**** Data for review

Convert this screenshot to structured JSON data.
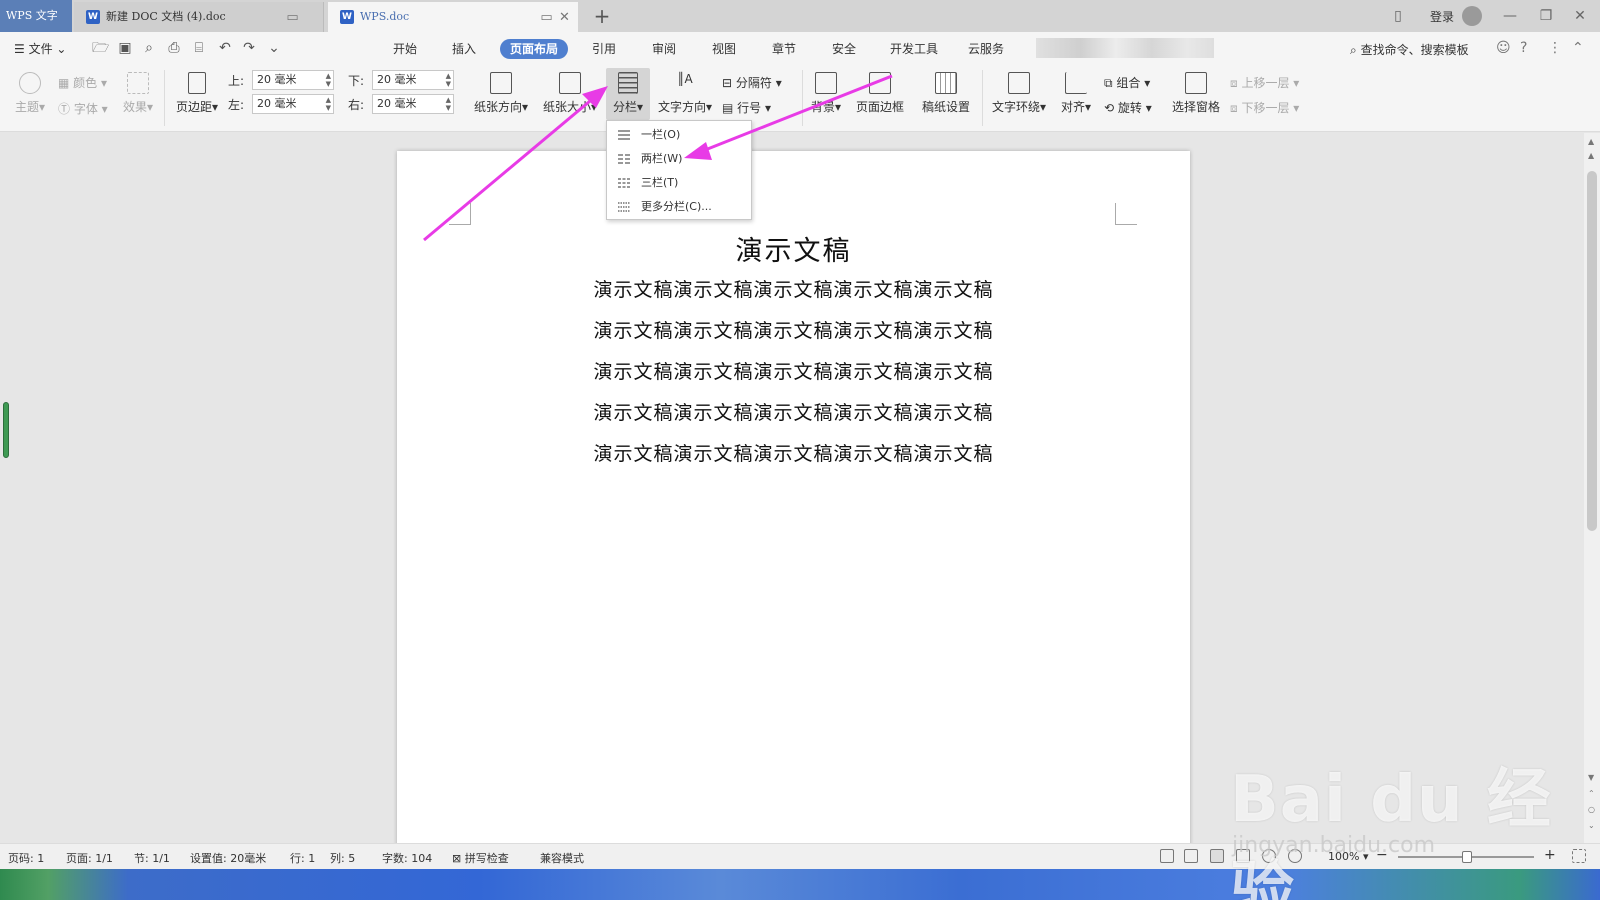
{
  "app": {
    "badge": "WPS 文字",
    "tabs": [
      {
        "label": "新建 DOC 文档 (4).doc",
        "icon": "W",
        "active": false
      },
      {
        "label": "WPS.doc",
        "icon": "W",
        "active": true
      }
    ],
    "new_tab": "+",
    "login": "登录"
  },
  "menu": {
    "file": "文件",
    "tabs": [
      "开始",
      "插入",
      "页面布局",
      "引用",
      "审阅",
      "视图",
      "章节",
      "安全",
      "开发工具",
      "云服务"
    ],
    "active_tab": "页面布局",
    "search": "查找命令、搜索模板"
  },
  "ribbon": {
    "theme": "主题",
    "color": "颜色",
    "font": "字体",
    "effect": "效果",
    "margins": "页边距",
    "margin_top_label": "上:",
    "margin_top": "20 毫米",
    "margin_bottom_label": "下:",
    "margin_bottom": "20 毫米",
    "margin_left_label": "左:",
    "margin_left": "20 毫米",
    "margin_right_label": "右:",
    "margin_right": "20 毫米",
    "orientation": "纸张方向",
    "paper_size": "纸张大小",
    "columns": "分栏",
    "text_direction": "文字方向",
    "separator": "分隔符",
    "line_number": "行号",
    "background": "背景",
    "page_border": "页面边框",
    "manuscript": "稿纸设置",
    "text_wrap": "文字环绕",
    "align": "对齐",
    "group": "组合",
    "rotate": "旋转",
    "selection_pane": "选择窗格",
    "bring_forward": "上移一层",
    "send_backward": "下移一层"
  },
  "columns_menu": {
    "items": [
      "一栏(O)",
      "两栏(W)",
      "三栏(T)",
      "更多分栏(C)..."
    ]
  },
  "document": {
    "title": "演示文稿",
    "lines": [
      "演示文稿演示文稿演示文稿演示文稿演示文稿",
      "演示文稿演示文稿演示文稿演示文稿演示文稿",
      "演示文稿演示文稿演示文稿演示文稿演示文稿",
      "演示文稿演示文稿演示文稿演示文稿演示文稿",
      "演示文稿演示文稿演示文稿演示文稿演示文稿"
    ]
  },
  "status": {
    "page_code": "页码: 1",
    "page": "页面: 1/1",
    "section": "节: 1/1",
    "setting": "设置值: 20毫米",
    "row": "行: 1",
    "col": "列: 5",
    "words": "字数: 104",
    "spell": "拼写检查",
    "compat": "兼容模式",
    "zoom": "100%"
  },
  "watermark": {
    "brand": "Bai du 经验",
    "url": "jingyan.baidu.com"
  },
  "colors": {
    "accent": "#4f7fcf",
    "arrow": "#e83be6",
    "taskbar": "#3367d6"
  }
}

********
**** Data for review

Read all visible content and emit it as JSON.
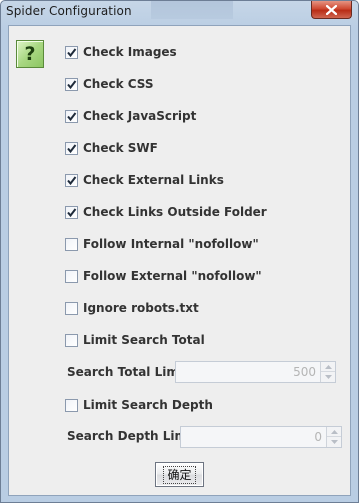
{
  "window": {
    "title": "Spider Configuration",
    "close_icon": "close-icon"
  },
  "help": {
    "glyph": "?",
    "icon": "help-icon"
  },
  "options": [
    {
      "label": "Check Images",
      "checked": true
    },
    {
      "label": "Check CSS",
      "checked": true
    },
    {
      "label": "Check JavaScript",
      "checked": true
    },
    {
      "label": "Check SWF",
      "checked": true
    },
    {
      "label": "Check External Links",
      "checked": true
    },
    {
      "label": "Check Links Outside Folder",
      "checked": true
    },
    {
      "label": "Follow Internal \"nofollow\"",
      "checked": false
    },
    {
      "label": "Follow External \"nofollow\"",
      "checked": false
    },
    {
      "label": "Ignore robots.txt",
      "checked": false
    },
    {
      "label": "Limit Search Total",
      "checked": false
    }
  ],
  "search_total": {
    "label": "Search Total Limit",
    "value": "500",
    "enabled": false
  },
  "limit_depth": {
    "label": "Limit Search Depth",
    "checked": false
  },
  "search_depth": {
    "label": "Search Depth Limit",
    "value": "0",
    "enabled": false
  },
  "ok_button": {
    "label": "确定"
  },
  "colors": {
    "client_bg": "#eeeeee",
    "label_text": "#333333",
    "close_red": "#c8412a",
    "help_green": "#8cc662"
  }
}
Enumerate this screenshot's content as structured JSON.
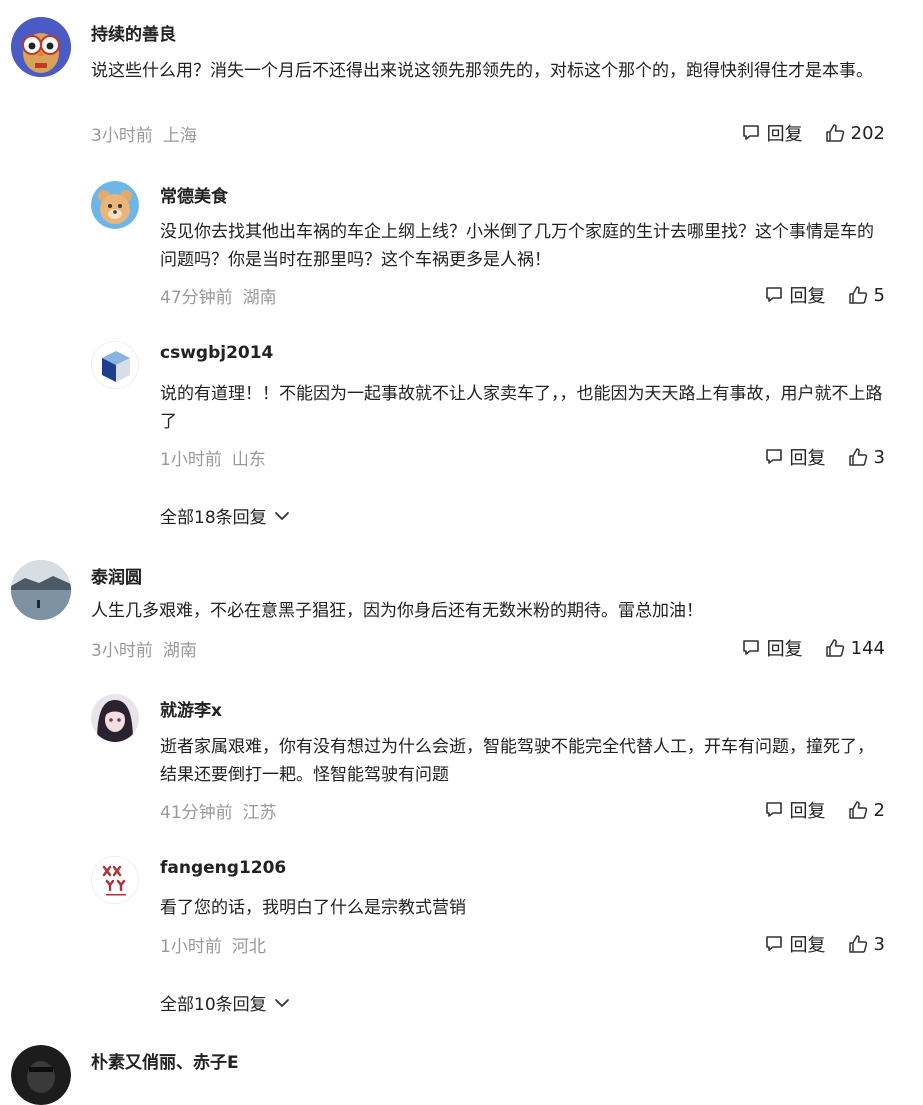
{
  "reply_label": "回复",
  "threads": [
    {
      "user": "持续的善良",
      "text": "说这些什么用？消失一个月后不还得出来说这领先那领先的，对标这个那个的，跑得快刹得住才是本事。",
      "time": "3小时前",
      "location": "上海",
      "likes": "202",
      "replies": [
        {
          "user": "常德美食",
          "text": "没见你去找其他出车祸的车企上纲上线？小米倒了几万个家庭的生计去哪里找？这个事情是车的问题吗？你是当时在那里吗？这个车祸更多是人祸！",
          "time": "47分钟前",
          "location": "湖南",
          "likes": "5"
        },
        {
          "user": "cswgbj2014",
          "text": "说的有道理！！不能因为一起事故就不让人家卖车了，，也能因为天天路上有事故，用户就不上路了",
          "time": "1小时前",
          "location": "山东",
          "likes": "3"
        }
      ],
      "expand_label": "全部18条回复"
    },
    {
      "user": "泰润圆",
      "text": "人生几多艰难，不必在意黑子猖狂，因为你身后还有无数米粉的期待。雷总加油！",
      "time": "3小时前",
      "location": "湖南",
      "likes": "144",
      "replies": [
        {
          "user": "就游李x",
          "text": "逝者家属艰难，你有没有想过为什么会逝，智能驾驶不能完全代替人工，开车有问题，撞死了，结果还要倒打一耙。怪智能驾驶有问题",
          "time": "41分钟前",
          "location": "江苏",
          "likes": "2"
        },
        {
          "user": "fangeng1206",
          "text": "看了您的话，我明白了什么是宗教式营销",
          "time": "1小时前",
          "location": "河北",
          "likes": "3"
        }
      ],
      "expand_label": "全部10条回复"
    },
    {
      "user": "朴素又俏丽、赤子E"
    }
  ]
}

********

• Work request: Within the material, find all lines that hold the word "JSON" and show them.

• Output for this exercise:
Convert this screenshot to structured JSON data.
Read all visible content and emit it as JSON.
Enumerate this screenshot's content as structured JSON.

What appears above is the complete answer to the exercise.